Millions of people are at risk of starvation in Somalia and the surrounding region. Foreign Minister Gabriel wants to mobilise the international community now. There is no need for the disasters of the past to be repeated.
Half the cattle perished. The price of grain doubled. The rains in Somalia had almost never failed to the extent seen in 2010 and 2011. Nevertheless, the world seemed surprised when one of the worst famines of past decades broke out in the region the following summer. More than 250,000 people died as a result of the crisis. When the international community finally reacted, the death toll was already half this number.
A disaster waiting to happen
This spring, signs point to a disaster that could be even worse. Several droughts in a row, exacerbated by the effects of climate change, have dried out the region in the Horn of Africa. Thousands of people have fled the violence of armed conflict and terrorism, leaving their fields behind. Food prices have rocketed.
Nobody can claim they don’t know what awaits the people there, Foreign Minister Gabriel said today in Brussels. Representatives from 70 states were gathered in the Belgian capital to discuss humanitarian assistance for the people affected by the conflict in Syria. Gabriel, together with EU and UN representatives, issued an urgent appeal to ensure that the looming disaster in Africa is not forgotten in view of the situation in Syria.
It’s not yet too late
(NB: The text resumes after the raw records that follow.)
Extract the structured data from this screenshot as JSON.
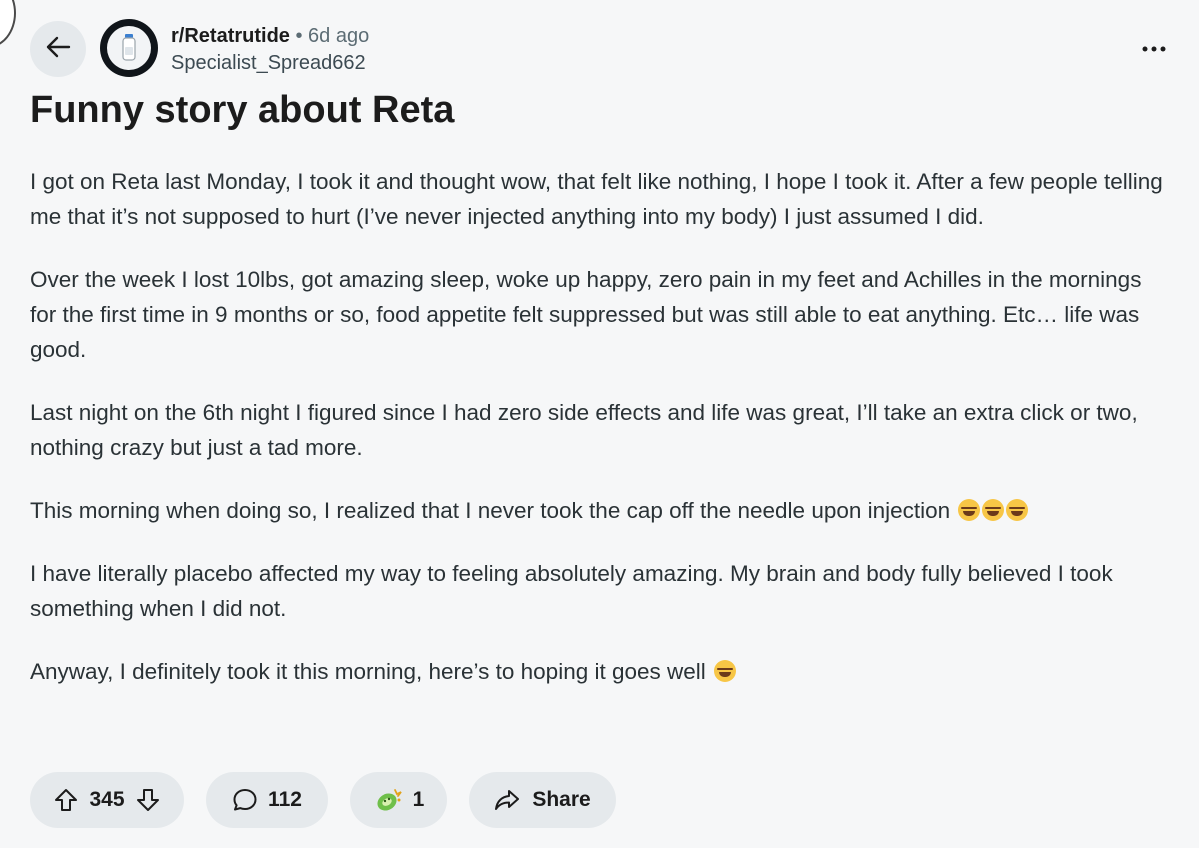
{
  "post": {
    "subreddit": "r/Retatrutide",
    "separator": "•",
    "age": "6d ago",
    "author": "Specialist_Spread662",
    "title": "Funny story about Reta",
    "paragraphs": [
      "I got on Reta last Monday, I took it and thought wow, that felt like nothing, I hope I took it. After a few people telling me that it’s not supposed to hurt (I’ve never injected anything into my body) I just assumed I did.",
      "Over the week I lost 10lbs, got amazing sleep, woke up happy, zero pain in my feet and Achilles in the mornings for the first time in 9 months or so, food appetite felt suppressed but was still able to eat anything. Etc… life was good.",
      "Last night on the 6th night I figured since I had zero side effects and life was great, I’ll take an extra click or two, nothing crazy but just a tad more.",
      "This morning when doing so, I realized that I never took the cap off the needle upon injection",
      "I have literally placebo affected my way to feeling absolutely amazing. My brain and body fully believed I took something when I did not.",
      "Anyway, I definitely took it this morning, here’s to hoping it goes well"
    ]
  },
  "actions": {
    "votes": "345",
    "comments": "112",
    "awards": "1",
    "share_label": "Share"
  },
  "icons": {
    "back": "arrow-left-icon",
    "more": "more-horizontal-icon",
    "upvote": "arrow-up-icon",
    "downvote": "arrow-down-icon",
    "comment": "speech-bubble-icon",
    "award": "award-icon",
    "share": "share-arrow-icon",
    "emoji_rofl": "rolling-laughing-emoji",
    "emoji_joy": "tears-of-joy-emoji"
  },
  "colors": {
    "background": "#f6f7f8",
    "pill": "#e5e9ec",
    "text": "#1c1c1c",
    "muted": "#5c6c74"
  }
}
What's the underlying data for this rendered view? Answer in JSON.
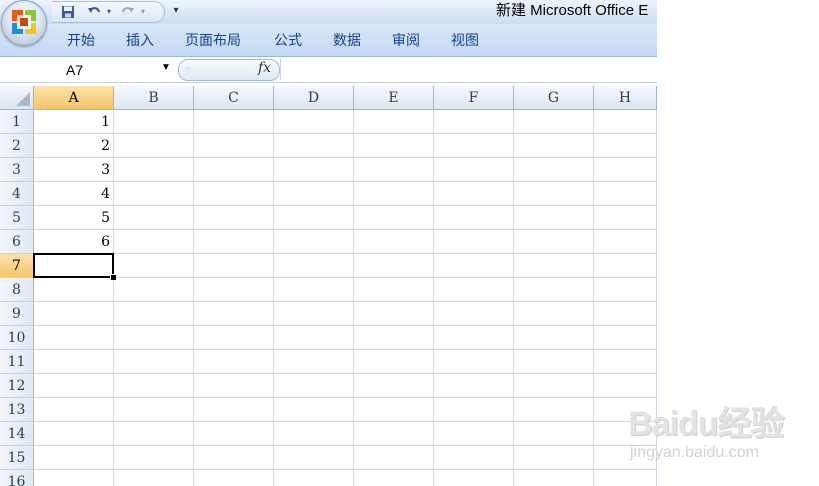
{
  "window": {
    "title": "新建 Microsoft Office E"
  },
  "ribbon": {
    "tabs": [
      "开始",
      "插入",
      "页面布局",
      "公式",
      "数据",
      "审阅",
      "视图"
    ]
  },
  "formula_bar": {
    "name_box": "A7",
    "fx_label": "fx",
    "formula_value": ""
  },
  "sheet": {
    "columns": [
      "A",
      "B",
      "C",
      "D",
      "E",
      "F",
      "G",
      "H"
    ],
    "rows": [
      "1",
      "2",
      "3",
      "4",
      "5",
      "6",
      "7",
      "8",
      "9",
      "10",
      "11",
      "12",
      "13",
      "14",
      "15",
      "16"
    ],
    "active_column": "A",
    "active_row": "7",
    "cells": [
      {
        "ref": "A1",
        "value": "1"
      },
      {
        "ref": "A2",
        "value": "2"
      },
      {
        "ref": "A3",
        "value": "3"
      },
      {
        "ref": "A4",
        "value": "4"
      },
      {
        "ref": "A5",
        "value": "5"
      },
      {
        "ref": "A6",
        "value": "6"
      }
    ]
  },
  "watermark": {
    "brand": "Baidu经验",
    "url": "jingyan.baidu.com"
  },
  "colors": {
    "ribbon_text": "#15428b",
    "header_active": "#f6c56a",
    "gridline": "#d0d7e5"
  }
}
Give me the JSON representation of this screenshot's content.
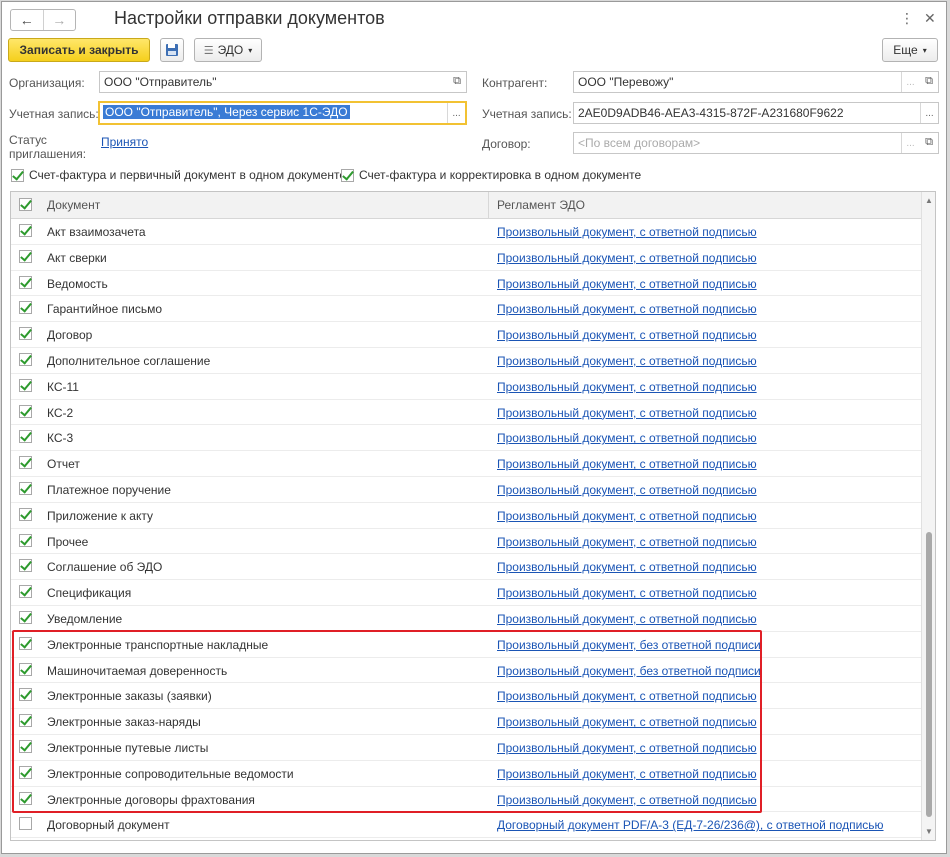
{
  "window": {
    "title": "Настройки отправки документов",
    "nav_back": "←",
    "nav_forward": "→",
    "kebab_icon": "⋮",
    "close_icon": "✕"
  },
  "toolbar": {
    "save_close_label": "Записать и закрыть",
    "save_icon": "floppy-disk-icon",
    "edo_label": "ЭДО",
    "more_label": "Еще"
  },
  "form": {
    "organization_label": "Организация:",
    "organization_value": "ООО \"Отправитель\"",
    "account_label_left": "Учетная запись:",
    "account_value_left": "ООО \"Отправитель\", Через сервис 1С-ЭДО",
    "invitation_status_label": "Статус приглашения:",
    "invitation_status_value": "Принято",
    "counterparty_label": "Контрагент:",
    "counterparty_value": "ООО \"Перевожу\"",
    "account_label_right": "Учетная запись:",
    "account_value_right": "2AE0D9ADB46-AEA3-4315-872F-A231680F9622",
    "contract_label": "Договор:",
    "contract_placeholder": "<По всем договорам>",
    "ellipsis": "...",
    "open_icon": "⧉"
  },
  "options": {
    "opt1_label": "Счет-фактура и первичный документ в одном документе",
    "opt1_checked": true,
    "opt2_label": "Счет-фактура и корректировка в одном документе",
    "opt2_checked": true
  },
  "table": {
    "col_document": "Документ",
    "col_regulation": "Регламент ЭДО",
    "rows": [
      {
        "doc": "Акт взаимозачета",
        "reg": "Произвольный документ, с ответной подписью",
        "checked": true
      },
      {
        "doc": "Акт сверки",
        "reg": "Произвольный документ, с ответной подписью",
        "checked": true
      },
      {
        "doc": "Ведомость",
        "reg": "Произвольный документ, с ответной подписью",
        "checked": true
      },
      {
        "doc": "Гарантийное письмо",
        "reg": "Произвольный документ, с ответной подписью",
        "checked": true
      },
      {
        "doc": "Договор",
        "reg": "Произвольный документ, с ответной подписью",
        "checked": true
      },
      {
        "doc": "Дополнительное соглашение",
        "reg": "Произвольный документ, с ответной подписью",
        "checked": true
      },
      {
        "doc": "КС-11",
        "reg": "Произвольный документ, с ответной подписью",
        "checked": true
      },
      {
        "doc": "КС-2",
        "reg": "Произвольный документ, с ответной подписью",
        "checked": true
      },
      {
        "doc": "КС-3",
        "reg": "Произвольный документ, с ответной подписью",
        "checked": true
      },
      {
        "doc": "Отчет",
        "reg": "Произвольный документ, с ответной подписью",
        "checked": true
      },
      {
        "doc": "Платежное поручение",
        "reg": "Произвольный документ, с ответной подписью",
        "checked": true
      },
      {
        "doc": "Приложение к акту",
        "reg": "Произвольный документ, с ответной подписью",
        "checked": true
      },
      {
        "doc": "Прочее",
        "reg": "Произвольный документ, с ответной подписью",
        "checked": true
      },
      {
        "doc": "Соглашение об ЭДО",
        "reg": "Произвольный документ, с ответной подписью",
        "checked": true
      },
      {
        "doc": "Спецификация",
        "reg": "Произвольный документ, с ответной подписью",
        "checked": true
      },
      {
        "doc": "Уведомление",
        "reg": "Произвольный документ, с ответной подписью",
        "checked": true
      },
      {
        "doc": "Электронные транспортные накладные",
        "reg": "Произвольный документ, без ответной подписи",
        "checked": true
      },
      {
        "doc": "Машиночитаемая доверенность",
        "reg": "Произвольный документ, без ответной подписи",
        "checked": true
      },
      {
        "doc": "Электронные заказы (заявки)",
        "reg": "Произвольный документ, с ответной подписью",
        "checked": true
      },
      {
        "doc": "Электронные заказ-наряды",
        "reg": "Произвольный документ, с ответной подписью",
        "checked": true
      },
      {
        "doc": "Электронные путевые листы",
        "reg": "Произвольный документ, с ответной подписью",
        "checked": true
      },
      {
        "doc": "Электронные сопроводительные ведомости",
        "reg": "Произвольный документ, с ответной подписью",
        "checked": true
      },
      {
        "doc": "Электронные договоры фрахтования",
        "reg": "Произвольный документ, с ответной подписью",
        "checked": true
      },
      {
        "doc": "Договорный документ",
        "reg": "Договорный документ PDF/A-3 (ЕД-7-26/236@), с ответной подписью",
        "checked": false
      }
    ]
  },
  "colors": {
    "primary_button": "#f5cf1c",
    "focus_border": "#f2c233",
    "link": "#1b55b5",
    "check": "#2d9a2d",
    "highlight_frame": "#e01f26"
  }
}
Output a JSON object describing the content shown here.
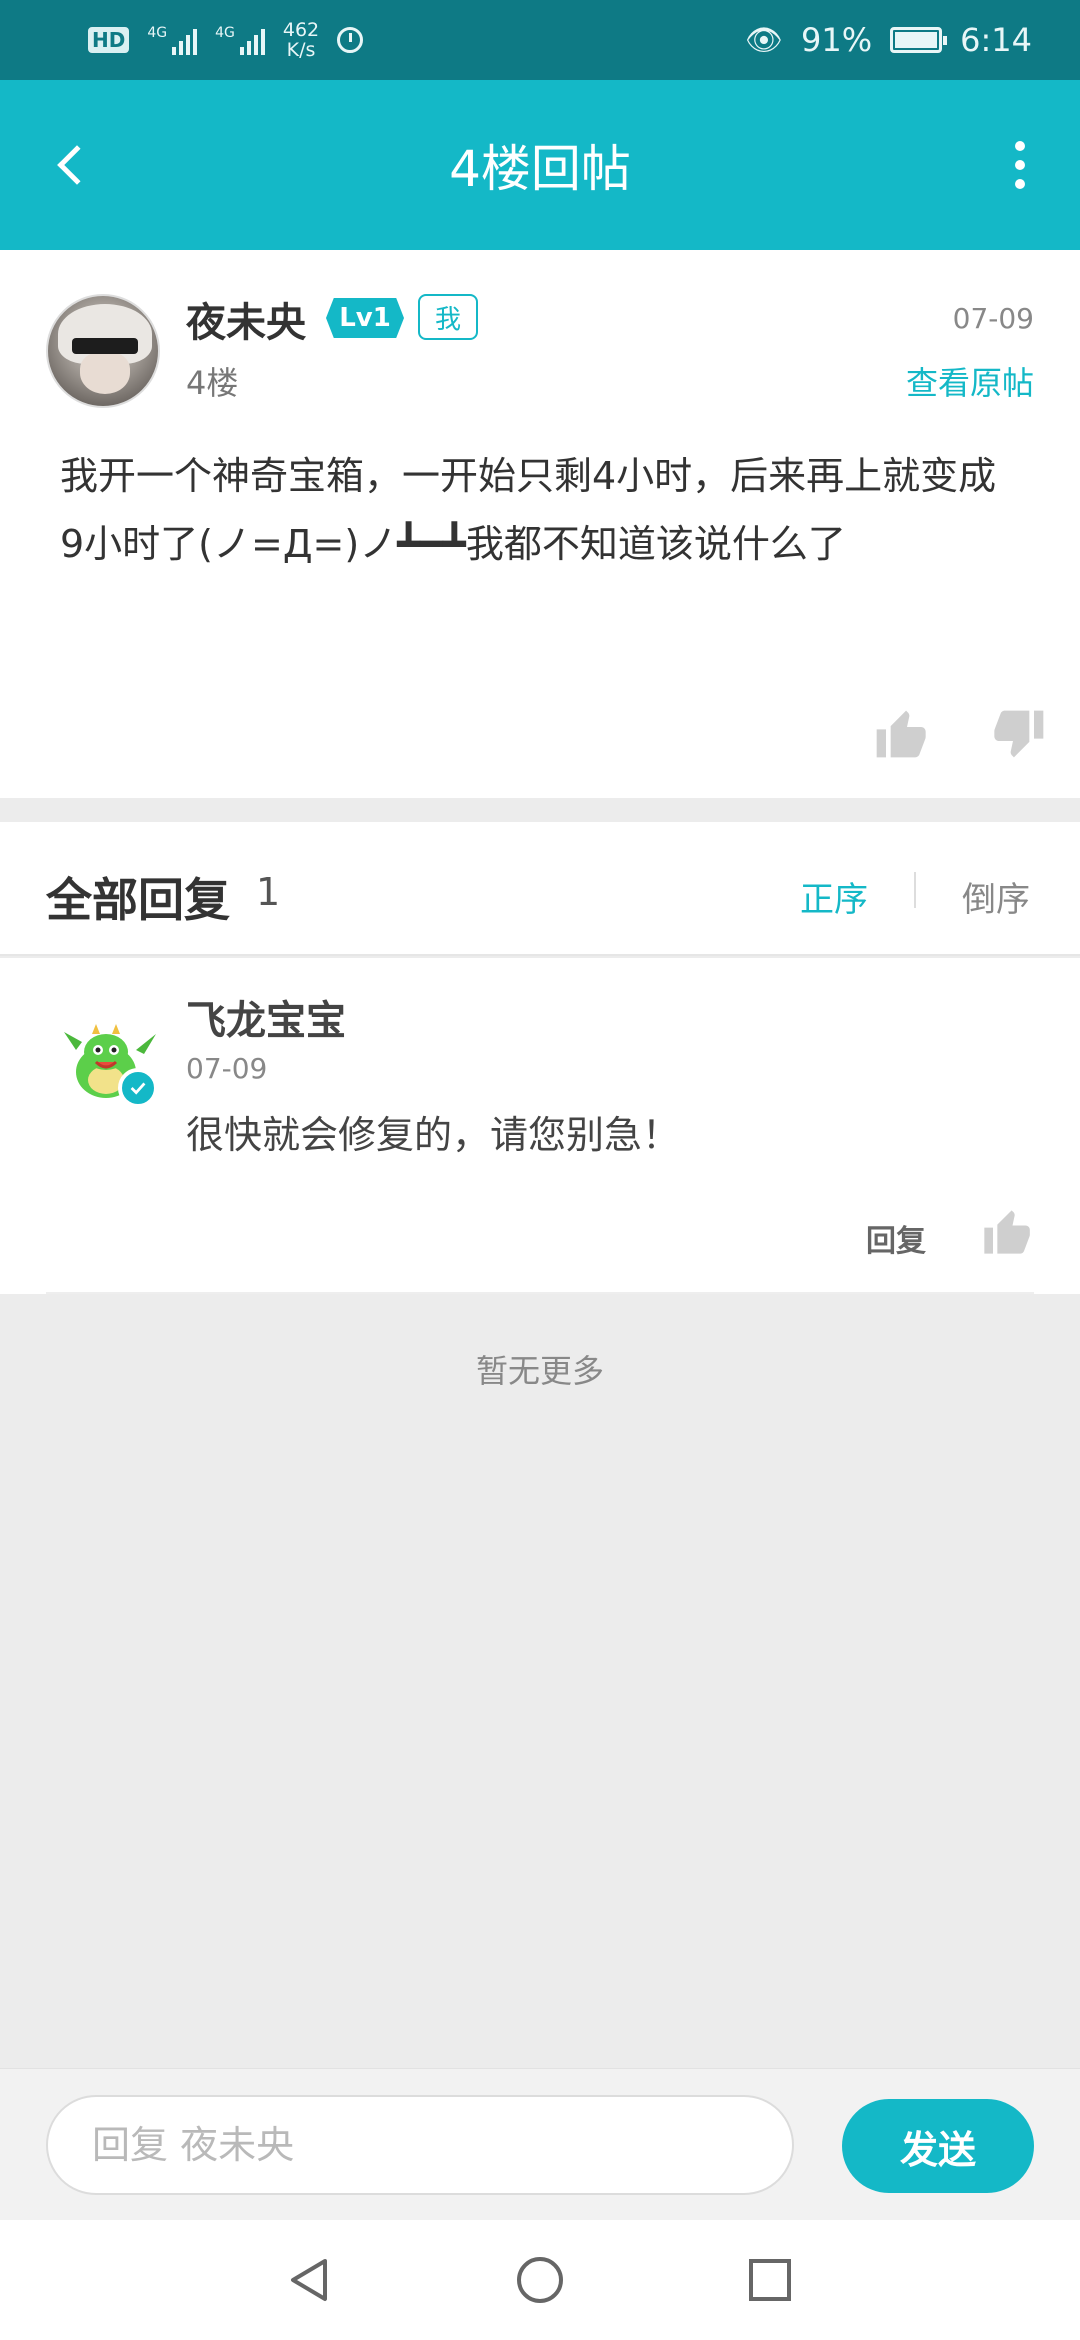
{
  "status_bar": {
    "hd": "HD",
    "sim1_tag": "4G",
    "sim2_tag": "4G",
    "net_speed_value": "462",
    "net_speed_unit": "K/s",
    "battery_percent": "91%",
    "time": "6:14"
  },
  "app_bar": {
    "title": "4楼回帖"
  },
  "post": {
    "author": "夜未央",
    "level": "Lv1",
    "me_badge": "我",
    "floor": "4楼",
    "date": "07-09",
    "view_original": "查看原帖",
    "content": "我开一个神奇宝箱，一开始只剩4小时，后来再上就变成9小时了(ノ=Д=)ノ┻━┻我都不知道该说什么了"
  },
  "replies_section": {
    "title": "全部回复",
    "count": "1",
    "sort_asc": "正序",
    "sort_desc": "倒序"
  },
  "replies": [
    {
      "author": "飞龙宝宝",
      "date": "07-09",
      "content": "很快就会修复的，请您别急！",
      "reply_label": "回复"
    }
  ],
  "no_more": "暂无更多",
  "input_bar": {
    "placeholder": "回复 夜未央",
    "send_label": "发送"
  },
  "colors": {
    "accent": "#14b8c7",
    "status_bar": "#0e7a85",
    "background": "#ececec"
  },
  "icons": [
    "back-arrow-icon",
    "more-vertical-icon",
    "thumbs-up-icon",
    "thumbs-down-icon",
    "verified-check-icon",
    "nav-back-icon",
    "nav-home-icon",
    "nav-recents-icon"
  ]
}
Gabriel stressed that it was not yet too late. He said that the international community had to take responsibility urgently and make available the funds needed to avert the famine. In order to mobilise worldwide support, Germany will play an active role at international donor conferences in the coming weeks and will coordinate with aid organisations. It also plans to increase its own aid payments. Gabriel reported that the Federal Government was going to ask the Bundestag for further funds to this end.